Directed by Jafar Panahi and Mojtaba Mirtahmasb
Released in 2011
On Sept. 24, news broke that Iran would withdraw its entries from the 2013 Academy Awards in protest of the anti-Islam video Innocence of Muslims. As we know, American-Iranian tensions run high, but this ill-timed move impedes Iran’s recent cultural breakthrough into the West. Asghar Farhadi won the country its first Best Foreign Language Film Oscar only six months ago for his masterpiece A Separation. He delivered an important speech that night, praising his country’s “glorious culture, a rich and ancient culture that has been hidden under the heavy dust of politics.”
These politics have tried to hide filmmaker Jafar Panahi, who in 2010 was slapped a six-year prison sentence and 20-year ban on making movies for, among other things, “assembly [of] propaganda against the Islamic Republic.” Panahi’s work, which includes The White Balloon and Crimson Gold, portrays hardships afflicting men and *gasp* women in Iranian society, similar in style and intent to post-war Italian neorealism. This fearless artist, activist and human refuses to be silenced and has drafted a stunning statement with This is Not a Film, which he smuggled into the 2011 Cannes Film Festival on a USB flash drive hidden inside a cake.

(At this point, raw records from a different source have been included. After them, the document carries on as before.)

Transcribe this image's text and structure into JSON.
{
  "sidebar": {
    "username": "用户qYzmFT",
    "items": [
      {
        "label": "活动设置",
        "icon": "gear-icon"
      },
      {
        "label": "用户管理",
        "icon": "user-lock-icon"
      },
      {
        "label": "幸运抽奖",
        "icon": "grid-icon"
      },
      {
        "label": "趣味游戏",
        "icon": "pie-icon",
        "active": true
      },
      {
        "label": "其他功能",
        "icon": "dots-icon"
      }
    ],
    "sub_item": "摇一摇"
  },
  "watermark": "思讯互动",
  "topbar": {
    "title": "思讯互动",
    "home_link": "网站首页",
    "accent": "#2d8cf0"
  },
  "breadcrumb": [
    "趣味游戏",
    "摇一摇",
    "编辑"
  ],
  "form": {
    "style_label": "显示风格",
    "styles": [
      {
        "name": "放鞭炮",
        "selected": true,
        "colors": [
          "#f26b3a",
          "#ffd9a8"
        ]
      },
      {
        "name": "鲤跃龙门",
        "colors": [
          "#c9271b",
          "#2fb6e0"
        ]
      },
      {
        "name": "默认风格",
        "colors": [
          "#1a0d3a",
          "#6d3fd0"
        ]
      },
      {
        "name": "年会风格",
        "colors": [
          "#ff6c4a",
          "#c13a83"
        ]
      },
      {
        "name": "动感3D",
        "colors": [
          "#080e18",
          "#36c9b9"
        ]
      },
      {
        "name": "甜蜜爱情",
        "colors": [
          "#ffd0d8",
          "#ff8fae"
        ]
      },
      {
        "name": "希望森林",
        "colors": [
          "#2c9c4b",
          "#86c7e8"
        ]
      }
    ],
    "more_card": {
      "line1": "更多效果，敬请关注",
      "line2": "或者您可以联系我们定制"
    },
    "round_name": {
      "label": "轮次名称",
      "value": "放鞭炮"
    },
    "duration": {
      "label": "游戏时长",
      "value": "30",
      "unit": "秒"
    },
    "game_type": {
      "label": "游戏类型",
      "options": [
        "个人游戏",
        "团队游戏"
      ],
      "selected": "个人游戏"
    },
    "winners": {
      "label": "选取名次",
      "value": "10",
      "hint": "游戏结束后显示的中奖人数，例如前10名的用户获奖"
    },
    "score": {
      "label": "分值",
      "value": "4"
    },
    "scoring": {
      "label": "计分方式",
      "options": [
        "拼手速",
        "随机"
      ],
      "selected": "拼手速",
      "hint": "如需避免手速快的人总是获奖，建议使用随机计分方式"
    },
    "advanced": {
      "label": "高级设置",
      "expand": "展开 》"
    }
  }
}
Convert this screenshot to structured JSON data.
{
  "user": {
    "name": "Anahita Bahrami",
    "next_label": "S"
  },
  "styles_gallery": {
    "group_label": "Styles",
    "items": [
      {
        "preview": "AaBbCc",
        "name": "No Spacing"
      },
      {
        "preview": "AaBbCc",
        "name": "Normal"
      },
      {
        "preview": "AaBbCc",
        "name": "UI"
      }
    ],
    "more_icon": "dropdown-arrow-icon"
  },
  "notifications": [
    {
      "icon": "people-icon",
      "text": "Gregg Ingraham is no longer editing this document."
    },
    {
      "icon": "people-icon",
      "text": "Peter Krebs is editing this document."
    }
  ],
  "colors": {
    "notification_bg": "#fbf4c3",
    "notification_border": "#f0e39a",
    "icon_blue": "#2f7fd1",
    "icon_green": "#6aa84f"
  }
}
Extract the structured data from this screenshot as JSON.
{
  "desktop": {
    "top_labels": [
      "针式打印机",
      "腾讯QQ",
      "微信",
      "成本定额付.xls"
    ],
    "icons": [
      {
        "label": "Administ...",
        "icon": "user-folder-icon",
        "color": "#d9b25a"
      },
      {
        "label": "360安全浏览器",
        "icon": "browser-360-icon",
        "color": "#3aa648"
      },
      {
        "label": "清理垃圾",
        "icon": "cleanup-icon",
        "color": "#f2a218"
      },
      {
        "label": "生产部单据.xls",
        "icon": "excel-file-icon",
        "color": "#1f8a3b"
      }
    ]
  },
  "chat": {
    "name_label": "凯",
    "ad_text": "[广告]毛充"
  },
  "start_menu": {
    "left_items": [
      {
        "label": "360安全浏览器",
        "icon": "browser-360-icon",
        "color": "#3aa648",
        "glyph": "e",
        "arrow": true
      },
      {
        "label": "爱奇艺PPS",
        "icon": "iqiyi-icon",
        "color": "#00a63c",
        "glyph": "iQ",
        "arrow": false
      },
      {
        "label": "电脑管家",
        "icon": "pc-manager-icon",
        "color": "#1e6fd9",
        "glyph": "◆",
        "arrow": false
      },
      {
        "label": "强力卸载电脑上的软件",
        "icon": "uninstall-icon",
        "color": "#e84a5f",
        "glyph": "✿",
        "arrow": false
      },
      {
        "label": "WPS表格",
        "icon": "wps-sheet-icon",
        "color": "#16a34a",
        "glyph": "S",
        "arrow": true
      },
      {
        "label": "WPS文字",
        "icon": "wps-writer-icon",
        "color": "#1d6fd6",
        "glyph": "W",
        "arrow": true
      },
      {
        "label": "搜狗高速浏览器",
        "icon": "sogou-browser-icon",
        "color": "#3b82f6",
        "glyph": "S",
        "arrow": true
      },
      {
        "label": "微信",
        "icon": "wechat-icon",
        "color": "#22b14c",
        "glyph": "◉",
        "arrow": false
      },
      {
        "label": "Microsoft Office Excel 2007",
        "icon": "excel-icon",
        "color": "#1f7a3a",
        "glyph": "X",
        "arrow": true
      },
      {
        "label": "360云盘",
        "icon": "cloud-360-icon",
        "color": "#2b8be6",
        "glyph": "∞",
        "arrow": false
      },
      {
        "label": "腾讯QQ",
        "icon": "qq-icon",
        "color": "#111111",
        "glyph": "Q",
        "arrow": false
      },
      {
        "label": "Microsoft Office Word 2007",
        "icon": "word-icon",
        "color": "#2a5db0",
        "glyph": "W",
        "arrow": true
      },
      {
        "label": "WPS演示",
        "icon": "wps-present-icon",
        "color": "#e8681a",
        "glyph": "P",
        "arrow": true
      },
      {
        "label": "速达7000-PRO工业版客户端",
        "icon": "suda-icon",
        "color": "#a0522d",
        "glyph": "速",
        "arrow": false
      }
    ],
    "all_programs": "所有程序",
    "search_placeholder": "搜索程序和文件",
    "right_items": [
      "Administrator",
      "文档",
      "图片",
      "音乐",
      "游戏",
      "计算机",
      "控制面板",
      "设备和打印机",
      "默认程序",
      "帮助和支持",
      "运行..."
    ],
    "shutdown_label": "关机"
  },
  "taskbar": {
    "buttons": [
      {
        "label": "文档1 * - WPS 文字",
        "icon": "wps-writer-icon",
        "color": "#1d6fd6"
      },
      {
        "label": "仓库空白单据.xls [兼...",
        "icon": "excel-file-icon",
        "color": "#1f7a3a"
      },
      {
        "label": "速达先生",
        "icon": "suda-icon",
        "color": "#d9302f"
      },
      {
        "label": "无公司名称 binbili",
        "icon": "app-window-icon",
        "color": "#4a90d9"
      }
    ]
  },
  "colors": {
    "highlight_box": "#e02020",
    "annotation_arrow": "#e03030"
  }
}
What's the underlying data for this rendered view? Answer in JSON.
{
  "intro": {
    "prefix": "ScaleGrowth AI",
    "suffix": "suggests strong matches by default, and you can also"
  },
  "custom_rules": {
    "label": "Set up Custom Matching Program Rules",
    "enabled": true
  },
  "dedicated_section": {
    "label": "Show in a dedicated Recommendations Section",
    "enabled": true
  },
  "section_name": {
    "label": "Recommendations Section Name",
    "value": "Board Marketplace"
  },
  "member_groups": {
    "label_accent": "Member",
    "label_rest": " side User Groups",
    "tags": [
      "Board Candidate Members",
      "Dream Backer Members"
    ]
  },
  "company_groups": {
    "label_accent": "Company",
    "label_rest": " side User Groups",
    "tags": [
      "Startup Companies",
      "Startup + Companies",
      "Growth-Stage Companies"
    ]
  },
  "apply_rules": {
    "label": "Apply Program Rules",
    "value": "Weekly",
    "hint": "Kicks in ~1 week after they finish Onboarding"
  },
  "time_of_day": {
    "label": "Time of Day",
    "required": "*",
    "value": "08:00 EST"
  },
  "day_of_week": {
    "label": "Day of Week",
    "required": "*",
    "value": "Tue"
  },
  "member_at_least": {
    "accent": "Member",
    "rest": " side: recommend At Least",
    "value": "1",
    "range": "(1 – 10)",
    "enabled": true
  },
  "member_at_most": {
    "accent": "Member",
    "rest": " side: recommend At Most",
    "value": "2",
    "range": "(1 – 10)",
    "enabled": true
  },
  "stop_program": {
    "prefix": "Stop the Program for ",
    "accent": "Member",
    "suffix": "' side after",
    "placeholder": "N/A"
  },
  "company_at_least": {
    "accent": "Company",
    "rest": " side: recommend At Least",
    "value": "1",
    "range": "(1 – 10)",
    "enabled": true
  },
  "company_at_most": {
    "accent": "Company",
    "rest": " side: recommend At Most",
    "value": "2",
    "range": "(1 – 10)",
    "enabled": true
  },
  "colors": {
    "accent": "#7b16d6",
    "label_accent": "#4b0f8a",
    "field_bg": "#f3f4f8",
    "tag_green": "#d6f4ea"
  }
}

This is Not a Film is some sort of miracle — of what, I am not sure. We are assured this is not a film, as the title declares with Magritte-esque mischief (his ban specifies “film-making,” so this exercise must be fine, right?). This is a portrait of an artist — not a document, for Pahani directs, writes (whatever that entails) and edits, granting him illicit control over this work. After beginning with a few static (and immaculately composed) tripod shots of him eating breakfast and feeding his iguana, Igi, in his apartment, Panahi hands the camera to his friend and co-director Mojtaba Mirtahmasb, who serves as a prophylactic separating the artist from the art. The meat here has Mirtahmasb to thank, not so much for his cinematic contributions but for his humbling comments. “You are not directing. It’s an offense,” he reminds Panahi when told to “cut.” “So, I’m not the director anymore,” Panahi replies with a laugh. His smile turns cold processing the thought.
The key set piece in This is Not a Film, if it has one, considers these ramifications. On his living room carpet, Panahi places strips of masking tape in a box, outlining a room where his next film would have taken place. He reads from his script, using his hands and feet to visualize ideas for shots and blocking. These concepts prove potent — Panahi lowers his hand from a ceiling fan, covers a few feet of air, describes an inexistent rope and moves a chair underneath. He need not mention suicide. Panahi breaks down upon realizing, “If we could tell a film, then why make a film?” Frantic to validate his art, Panahi then scans through DVDs of his past work to highlight a scene inCrimson Gold when amateur actor Hossain Emadeddin (a real-life schizophrenic) did “the directing on [him].” Emadeddin’s performance was unpredictable — emotion without ego — and “leads you to how you explain the film.” That Panahi champions actors over other filmic devices like editing and directing speaks to his humanism and respect for his colleagues — untapped qualities when holed in an apartment alone. “The film must first be made for us to be able to explain it later,” Panahi concludes in a statement so banal it grazes wisdom.
Pondering that quote, I realize I am analyzing This is Not a Film like a film. There are some beautiful shots here that could not possibly be framed without an eye for aesthetics and mind for meaning. It is safe to consider this a “film” when examining its construction, which is purposeful even if likely derived from chance encounters. Fellow Iranian director Rakhshan Bani-E’temad calls Panahi as the latter sits on a couch, perusing his laptop. While the two speak about their peers’ support for Panahi’s plight, Igi the iguana crawls on a sofa across the room. Just as Bani-E’temad says, “Everyone is getting scared off,” Panahi looks at the iguana and cuts to a shot of it hiding in a bookcase. Too clever for coincidence, I’d say. He lets the iguana direct him, but he ultimately directs the audience.
At the end, Panahi finally wields the camera and exits the apartment in a brilliant sequence I would rather not spoil. Earlier, however, there is an analogous moment that commanded my attention. Gunshots outside his apartment interrupt one of his monologues, and he opens up a window to inspect. His ears register the violence and a hint of sadness stains his face. He looks down, in despair, we think. Nope: He pulls out his iPhone to record the sounds and images for all else to see. This is Not a Film is not a plea for help but rather a display of defiance against unjust forces. In any other movie, the hero picks up a pistol or an AK-47. Here, Jafar Panahi picks up his camera and shoots away.
5 Stars Out of 5
5 Stars Out of 5
This article was originally written for The Cornell Daily Sun and can be viewed at its original location via this link.